Lead is a heavy grey metal that has many uses and can be harmful if it gets into the body. Before 1978, lead was used to make paint. Many old houses are painted with lead-based paint.

You can get lead into your body in various ways, including by ingesting or breathing dust from lead paint, ingesting lead chips, drinking tap water that has lead in it, eating fruits or vegetables that have lead on them from the soil, and eating food that has been prepared or stored in dishes made with lead.

Lead poisoning is completely preventable. The Healthy Homes and Childhood Lead Poisoning Prevention Program coordinates statewide efforts to eliminate lead poisoning and reduce lead exposure. (more)

Sources of Exposure

Lead can be found in many places around a home, such as in peeling and chipping lead paint, dust from lead paint, soil and dirt in the yard, tap water from lead pipes, and pottery, crystal, or ceramic dishes. (more) The most prevalent exposure in Rhode Island comes from lead-based paint and paint dust found in residences built before 1978.

Populations at Risk

Anyone can get lead poisoned.

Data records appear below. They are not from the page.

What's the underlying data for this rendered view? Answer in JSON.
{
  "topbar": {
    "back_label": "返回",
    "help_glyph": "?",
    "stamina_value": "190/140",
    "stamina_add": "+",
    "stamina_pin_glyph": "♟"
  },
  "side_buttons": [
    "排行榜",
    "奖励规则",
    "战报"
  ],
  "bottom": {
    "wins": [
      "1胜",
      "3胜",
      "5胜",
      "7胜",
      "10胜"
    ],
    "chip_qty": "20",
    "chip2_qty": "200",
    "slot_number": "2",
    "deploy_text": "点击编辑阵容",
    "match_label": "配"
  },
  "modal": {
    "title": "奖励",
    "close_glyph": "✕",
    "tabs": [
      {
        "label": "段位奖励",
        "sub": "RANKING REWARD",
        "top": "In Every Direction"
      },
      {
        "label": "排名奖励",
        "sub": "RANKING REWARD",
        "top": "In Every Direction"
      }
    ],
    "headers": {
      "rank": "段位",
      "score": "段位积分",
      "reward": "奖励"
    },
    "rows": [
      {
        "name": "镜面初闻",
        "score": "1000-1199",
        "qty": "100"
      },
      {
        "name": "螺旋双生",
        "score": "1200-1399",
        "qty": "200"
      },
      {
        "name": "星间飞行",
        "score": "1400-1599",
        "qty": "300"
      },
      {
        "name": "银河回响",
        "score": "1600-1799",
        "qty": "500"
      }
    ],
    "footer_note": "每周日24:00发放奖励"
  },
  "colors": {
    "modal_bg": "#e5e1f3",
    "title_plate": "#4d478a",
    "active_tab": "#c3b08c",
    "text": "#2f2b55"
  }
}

However, lead is most dangerous to children younger than six years old. Young children put their hands, toys and other things in their mouths. Any of these objects could have lead dust on them.

Lead poisoned children are likely to suffer life-long consequences. Even a small amount of lead can have a negative effect on a child's development and can cause serious health problems, including learning disabilities, loss of IQ, and reduced attention span. Fortunately, parents can take actions to protect children from lead poisoning. (more)

Most adult lead poisoning comes from lead exposure in the workplace. Occupations with common lead exposure include renovation and repair, marine craft building and restoration, and manufacturing. The Department offers free and confidential assistance to help employers follow Occupational Safety and Health Administration regulations and minimize employee exposure to lead.